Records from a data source
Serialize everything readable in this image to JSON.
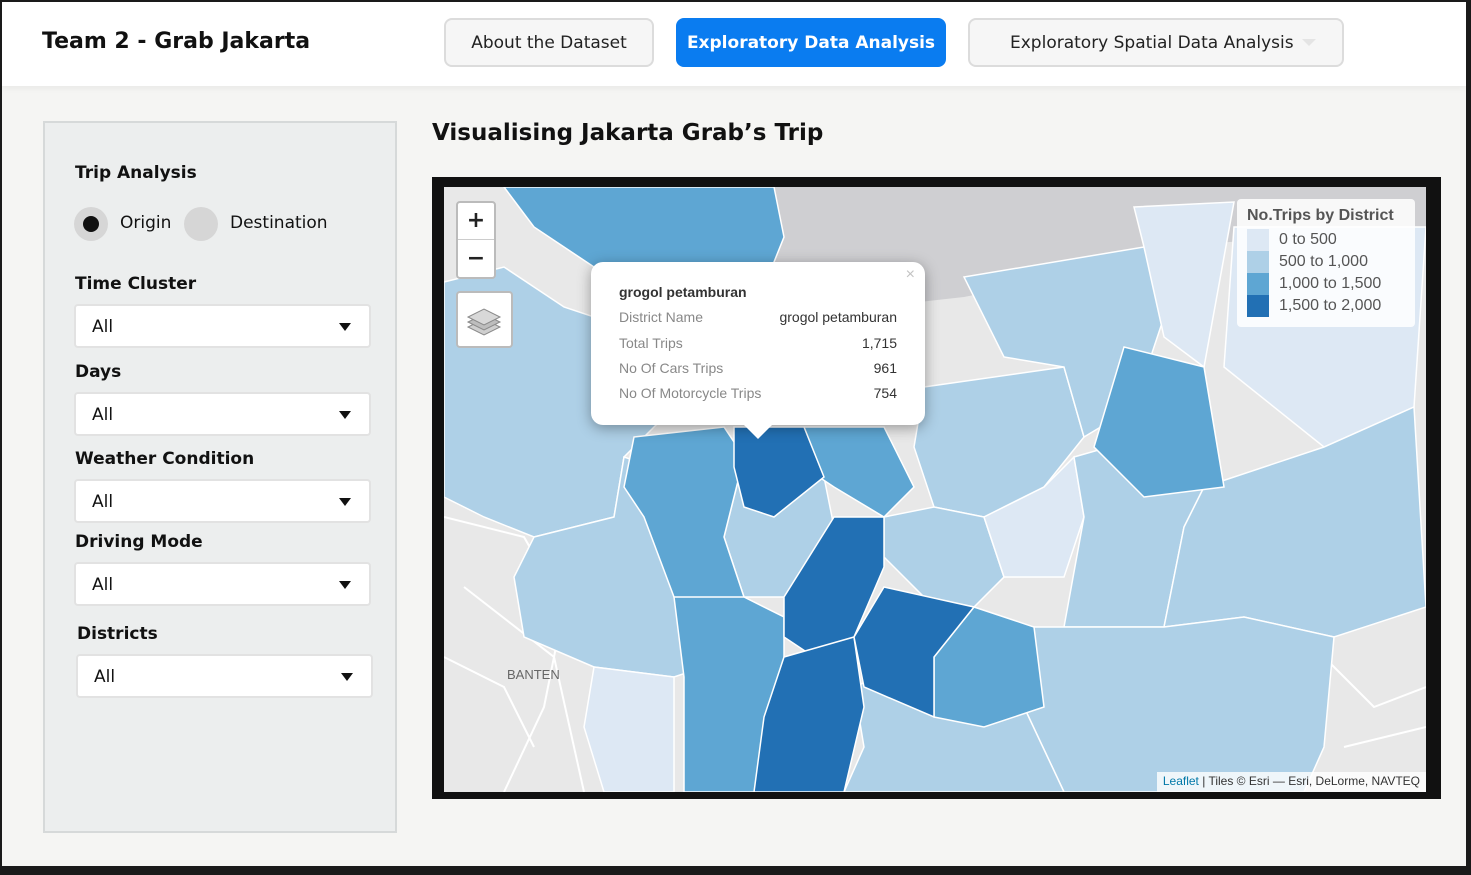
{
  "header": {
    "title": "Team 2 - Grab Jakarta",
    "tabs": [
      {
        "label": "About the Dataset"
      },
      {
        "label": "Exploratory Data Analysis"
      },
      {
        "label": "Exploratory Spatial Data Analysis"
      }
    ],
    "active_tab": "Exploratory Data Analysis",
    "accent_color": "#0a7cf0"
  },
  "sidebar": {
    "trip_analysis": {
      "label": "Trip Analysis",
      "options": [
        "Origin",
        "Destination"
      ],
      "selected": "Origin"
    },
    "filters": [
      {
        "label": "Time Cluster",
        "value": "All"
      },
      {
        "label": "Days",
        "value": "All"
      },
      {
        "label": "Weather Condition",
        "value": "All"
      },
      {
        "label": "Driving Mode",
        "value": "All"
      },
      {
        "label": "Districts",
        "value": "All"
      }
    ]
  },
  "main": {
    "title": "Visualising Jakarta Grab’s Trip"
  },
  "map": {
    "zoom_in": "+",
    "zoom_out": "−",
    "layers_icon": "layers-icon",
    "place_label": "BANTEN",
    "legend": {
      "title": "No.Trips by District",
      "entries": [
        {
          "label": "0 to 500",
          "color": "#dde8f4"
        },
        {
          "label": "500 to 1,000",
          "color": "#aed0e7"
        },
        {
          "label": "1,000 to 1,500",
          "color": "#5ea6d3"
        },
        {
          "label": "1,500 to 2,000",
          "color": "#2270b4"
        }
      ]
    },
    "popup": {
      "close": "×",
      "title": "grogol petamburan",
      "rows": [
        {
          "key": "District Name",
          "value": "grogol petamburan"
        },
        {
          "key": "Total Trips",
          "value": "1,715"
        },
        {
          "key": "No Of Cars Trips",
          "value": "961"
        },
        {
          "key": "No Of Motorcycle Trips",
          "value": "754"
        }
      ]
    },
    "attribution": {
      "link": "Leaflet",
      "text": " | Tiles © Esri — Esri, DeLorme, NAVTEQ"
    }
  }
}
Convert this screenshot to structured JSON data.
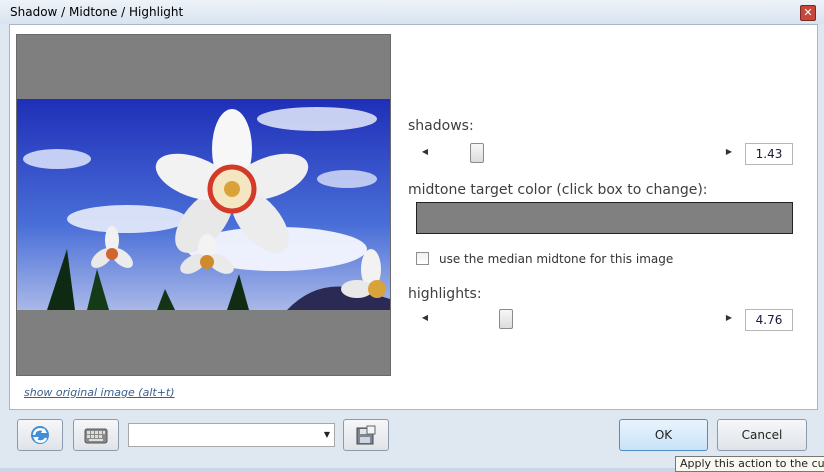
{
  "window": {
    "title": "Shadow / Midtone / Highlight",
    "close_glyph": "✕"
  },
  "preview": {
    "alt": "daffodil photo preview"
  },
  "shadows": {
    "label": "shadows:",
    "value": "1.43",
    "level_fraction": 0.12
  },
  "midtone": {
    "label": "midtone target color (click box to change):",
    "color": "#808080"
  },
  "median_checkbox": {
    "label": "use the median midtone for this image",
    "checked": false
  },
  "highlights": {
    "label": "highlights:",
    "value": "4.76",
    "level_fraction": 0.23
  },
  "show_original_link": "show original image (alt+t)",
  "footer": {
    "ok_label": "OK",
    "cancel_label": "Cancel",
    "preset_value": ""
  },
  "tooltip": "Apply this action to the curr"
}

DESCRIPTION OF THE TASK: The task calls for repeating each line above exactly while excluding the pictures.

EXERCISE RESPONSE:
Serialize everything readable in this image to JSON.
{
  "header": {
    "title": "Team 2 - Grab Jakarta",
    "tabs": [
      {
        "label": "About the Dataset"
      },
      {
        "label": "Exploratory Data Analysis"
      },
      {
        "label": "Exploratory Spatial Data Analysis"
      }
    ],
    "active_tab": "Exploratory Data Analysis",
    "accent_color": "#0a7cf0"
  },
  "sidebar": {
    "trip_analysis": {
      "label": "Trip Analysis",
      "options": [
        "Origin",
        "Destination"
      ],
      "selected": "Origin"
    },
    "filters": [
      {
        "label": "Time Cluster",
        "value": "All"
      },
      {
        "label": "Days",
        "value": "All"
      },
      {
        "label": "Weather Condition",
        "value": "All"
      },
      {
        "label": "Driving Mode",
        "value": "All"
      },
      {
        "label": "Districts",
        "value": "All"
      }
    ]
  },
  "main": {
    "title": "Visualising Jakarta Grab’s Trip"
  },
  "map": {
    "zoom_in": "+",
    "zoom_out": "−",
    "layers_icon": "layers-icon",
    "place_label": "BANTEN",
    "legend": {
      "title": "No.Trips by District",
      "entries": [
        {
          "label": "0 to 500",
          "color": "#dde8f4"
        },
        {
          "label": "500 to 1,000",
          "color": "#aed0e7"
        },
        {
          "label": "1,000 to 1,500",
          "color": "#5ea6d3"
        },
        {
          "label": "1,500 to 2,000",
          "color": "#2270b4"
        }
      ]
    },
    "popup": {
      "close": "×",
      "title": "grogol petamburan",
      "rows": [
        {
          "key": "District Name",
          "value": "grogol petamburan"
        },
        {
          "key": "Total Trips",
          "value": "1,715"
        },
        {
          "key": "No Of Cars Trips",
          "value": "961"
        },
        {
          "key": "No Of Motorcycle Trips",
          "value": "754"
        }
      ]
    },
    "attribution": {
      "link": "Leaflet",
      "text": " | Tiles © Esri — Esri, DeLorme, NAVTEQ"
    }
  }
}
Convert this screenshot to structured JSON data.
{
  "window": {
    "title": "Shadow / Midtone / Highlight",
    "close_glyph": "✕"
  },
  "preview": {
    "alt": "daffodil photo preview"
  },
  "shadows": {
    "label": "shadows:",
    "value": "1.43",
    "level_fraction": 0.12
  },
  "midtone": {
    "label": "midtone target color (click box to change):",
    "color": "#808080"
  },
  "median_checkbox": {
    "label": "use the median midtone for this image",
    "checked": false
  },
  "highlights": {
    "label": "highlights:",
    "value": "4.76",
    "level_fraction": 0.23
  },
  "show_original_link": "show original image (alt+t)",
  "footer": {
    "ok_label": "OK",
    "cancel_label": "Cancel",
    "preset_value": ""
  },
  "tooltip": "Apply this action to the curr"
}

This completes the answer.